• **Exercise details**:
Return each line of the records with nothing changed, pictures excepted.

====== Data records

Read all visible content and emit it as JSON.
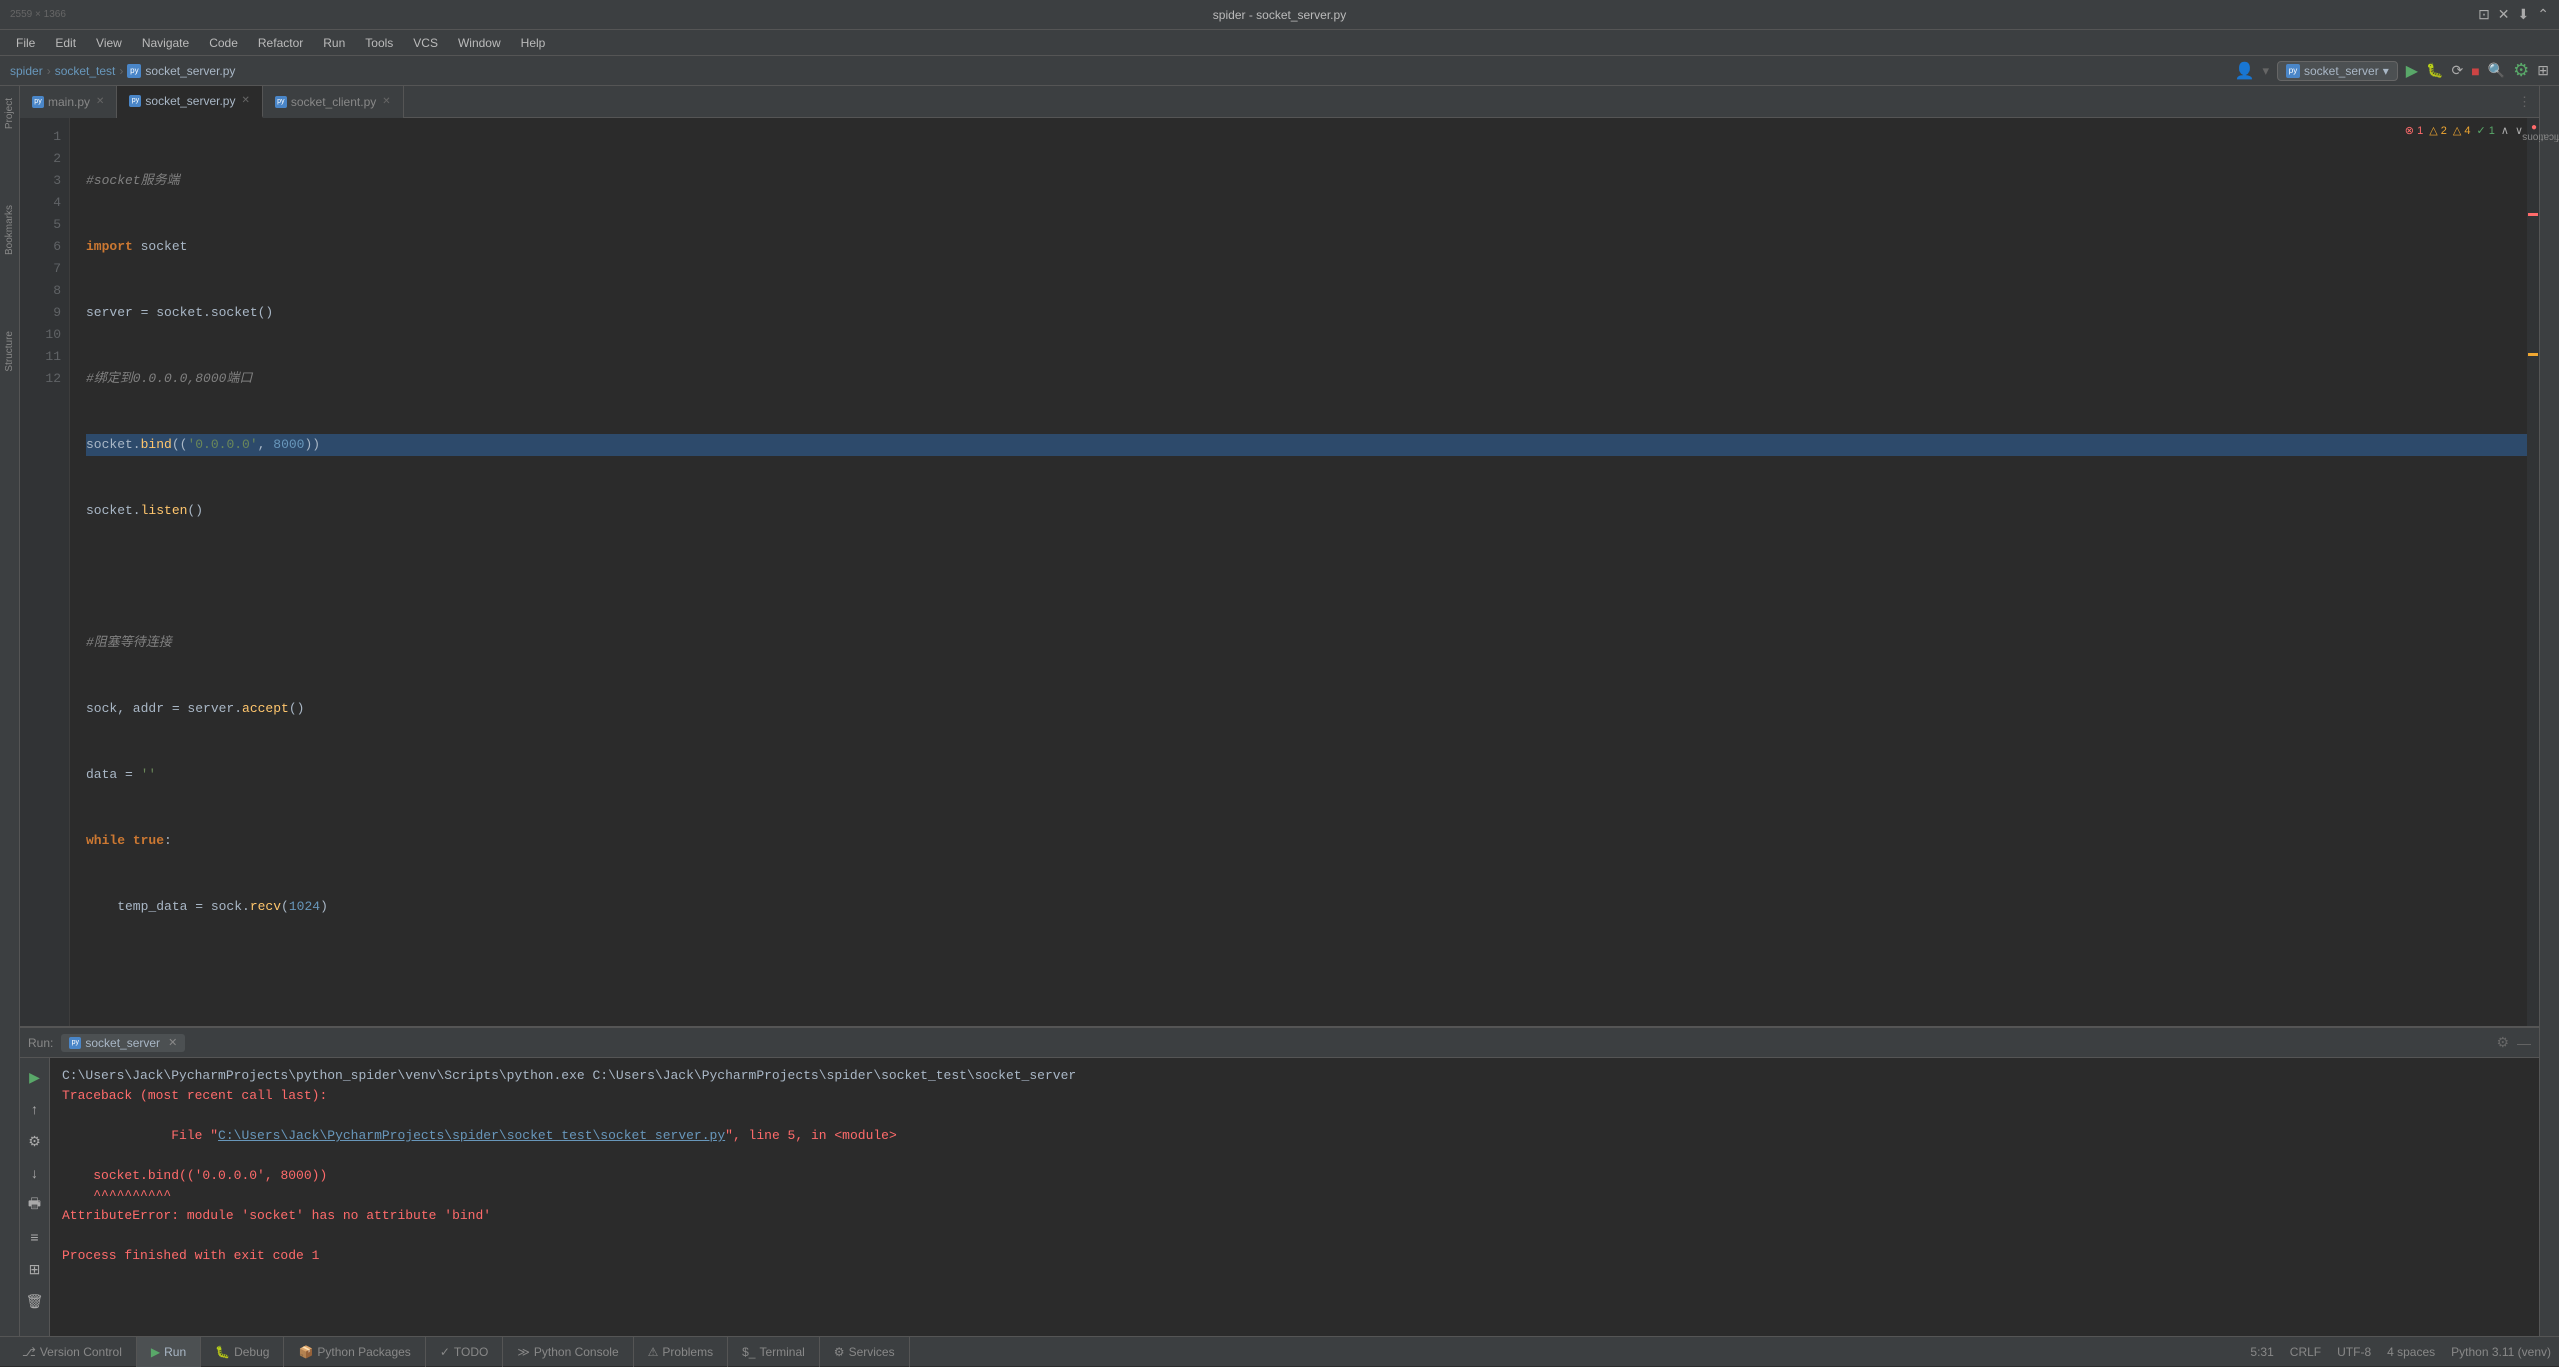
{
  "window": {
    "title": "spider - socket_server.py",
    "dimensions": "2559 × 1366"
  },
  "menu": {
    "items": [
      "File",
      "Edit",
      "View",
      "Navigate",
      "Code",
      "Refactor",
      "Run",
      "Tools",
      "VCS",
      "Window",
      "Help"
    ]
  },
  "breadcrumb": {
    "project": "spider",
    "folder": "socket_test",
    "file": "socket_server.py"
  },
  "run_config": {
    "name": "socket_server",
    "dropdown_arrow": "▾"
  },
  "tabs": [
    {
      "name": "main.py",
      "active": false
    },
    {
      "name": "socket_server.py",
      "active": true
    },
    {
      "name": "socket_client.py",
      "active": false
    }
  ],
  "code": {
    "lines": [
      {
        "num": 1,
        "content": "#socket服务端",
        "type": "comment"
      },
      {
        "num": 2,
        "content": "import socket",
        "type": "import"
      },
      {
        "num": 3,
        "content": "server = socket.socket()",
        "type": "normal"
      },
      {
        "num": 4,
        "content": "#绑定到0.0.0.0,8000端口",
        "type": "comment"
      },
      {
        "num": 5,
        "content": "socket.bind(('0.0.0.0', 8000))",
        "type": "highlighted"
      },
      {
        "num": 6,
        "content": "socket.listen()",
        "type": "normal"
      },
      {
        "num": 7,
        "content": "",
        "type": "empty"
      },
      {
        "num": 8,
        "content": "#阻塞等待连接",
        "type": "comment"
      },
      {
        "num": 9,
        "content": "sock, addr = server.accept()",
        "type": "normal"
      },
      {
        "num": 10,
        "content": "data = ''",
        "type": "normal"
      },
      {
        "num": 11,
        "content": "while true:",
        "type": "while"
      },
      {
        "num": 12,
        "content": "    temp_data = sock.recv(1024)",
        "type": "normal"
      }
    ]
  },
  "run_panel": {
    "label": "Run:",
    "tab": "socket_server",
    "output": {
      "line1": "C:\\Users\\Jack\\PycharmProjects\\python_spider\\venv\\Scripts\\python.exe C:\\Users\\Jack\\PycharmProjects\\spider\\socket_test\\socket_server",
      "line2": "Traceback (most recent call last):",
      "line3_prefix": "  File \"",
      "line3_path": "C:\\Users\\Jack\\PycharmProjects\\spider\\socket_test\\socket_server.py",
      "line3_suffix": "\", line 5, in <module>",
      "line4": "    socket.bind(('0.0.0.0', 8000))",
      "line5": "    ^^^^^^^^^^",
      "line6": "AttributeError: module 'socket' has no attribute 'bind'",
      "line7": "",
      "line8": "Process finished with exit code 1"
    }
  },
  "status_bar": {
    "tabs": [
      {
        "name": "Version Control",
        "icon": "⎇",
        "active": false
      },
      {
        "name": "Run",
        "icon": "▶",
        "active": true
      },
      {
        "name": "Debug",
        "icon": "🐛",
        "active": false
      },
      {
        "name": "Python Packages",
        "icon": "📦",
        "active": false
      },
      {
        "name": "TODO",
        "icon": "✓",
        "active": false
      },
      {
        "name": "Python Console",
        "icon": "≫",
        "active": false
      },
      {
        "name": "Problems",
        "icon": "⚠",
        "active": false
      },
      {
        "name": "Terminal",
        "icon": "$",
        "active": false
      },
      {
        "name": "Services",
        "icon": "⚙",
        "active": false
      }
    ],
    "right": {
      "position": "5:31",
      "crlf": "CRLF",
      "encoding": "UTF-8",
      "indent": "4 spaces",
      "interpreter": "Python 3.11 (venv)"
    }
  },
  "notifications": {
    "errors": "1",
    "warnings": "2",
    "hints": "4",
    "ok": "1"
  }
}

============

• **Output for this task**:
Read all visible content and emit it as JSON.
{
  "window": {
    "title": "spider - socket_server.py",
    "dimensions": "2559 × 1366"
  },
  "menu": {
    "items": [
      "File",
      "Edit",
      "View",
      "Navigate",
      "Code",
      "Refactor",
      "Run",
      "Tools",
      "VCS",
      "Window",
      "Help"
    ]
  },
  "breadcrumb": {
    "project": "spider",
    "folder": "socket_test",
    "file": "socket_server.py"
  },
  "run_config": {
    "name": "socket_server",
    "dropdown_arrow": "▾"
  },
  "tabs": [
    {
      "name": "main.py",
      "active": false
    },
    {
      "name": "socket_server.py",
      "active": true
    },
    {
      "name": "socket_client.py",
      "active": false
    }
  ],
  "code": {
    "lines": [
      {
        "num": 1,
        "content": "#socket服务端",
        "type": "comment"
      },
      {
        "num": 2,
        "content": "import socket",
        "type": "import"
      },
      {
        "num": 3,
        "content": "server = socket.socket()",
        "type": "normal"
      },
      {
        "num": 4,
        "content": "#绑定到0.0.0.0,8000端口",
        "type": "comment"
      },
      {
        "num": 5,
        "content": "socket.bind(('0.0.0.0', 8000))",
        "type": "highlighted"
      },
      {
        "num": 6,
        "content": "socket.listen()",
        "type": "normal"
      },
      {
        "num": 7,
        "content": "",
        "type": "empty"
      },
      {
        "num": 8,
        "content": "#阻塞等待连接",
        "type": "comment"
      },
      {
        "num": 9,
        "content": "sock, addr = server.accept()",
        "type": "normal"
      },
      {
        "num": 10,
        "content": "data = ''",
        "type": "normal"
      },
      {
        "num": 11,
        "content": "while true:",
        "type": "while"
      },
      {
        "num": 12,
        "content": "    temp_data = sock.recv(1024)",
        "type": "normal"
      }
    ]
  },
  "run_panel": {
    "label": "Run:",
    "tab": "socket_server",
    "output": {
      "line1": "C:\\Users\\Jack\\PycharmProjects\\python_spider\\venv\\Scripts\\python.exe C:\\Users\\Jack\\PycharmProjects\\spider\\socket_test\\socket_server",
      "line2": "Traceback (most recent call last):",
      "line3_prefix": "  File \"",
      "line3_path": "C:\\Users\\Jack\\PycharmProjects\\spider\\socket_test\\socket_server.py",
      "line3_suffix": "\", line 5, in <module>",
      "line4": "    socket.bind(('0.0.0.0', 8000))",
      "line5": "    ^^^^^^^^^^",
      "line6": "AttributeError: module 'socket' has no attribute 'bind'",
      "line7": "",
      "line8": "Process finished with exit code 1"
    }
  },
  "status_bar": {
    "tabs": [
      {
        "name": "Version Control",
        "icon": "⎇",
        "active": false
      },
      {
        "name": "Run",
        "icon": "▶",
        "active": true
      },
      {
        "name": "Debug",
        "icon": "🐛",
        "active": false
      },
      {
        "name": "Python Packages",
        "icon": "📦",
        "active": false
      },
      {
        "name": "TODO",
        "icon": "✓",
        "active": false
      },
      {
        "name": "Python Console",
        "icon": "≫",
        "active": false
      },
      {
        "name": "Problems",
        "icon": "⚠",
        "active": false
      },
      {
        "name": "Terminal",
        "icon": "$",
        "active": false
      },
      {
        "name": "Services",
        "icon": "⚙",
        "active": false
      }
    ],
    "right": {
      "position": "5:31",
      "crlf": "CRLF",
      "encoding": "UTF-8",
      "indent": "4 spaces",
      "interpreter": "Python 3.11 (venv)"
    }
  },
  "notifications": {
    "errors": "1",
    "warnings": "2",
    "hints": "4",
    "ok": "1"
  }
}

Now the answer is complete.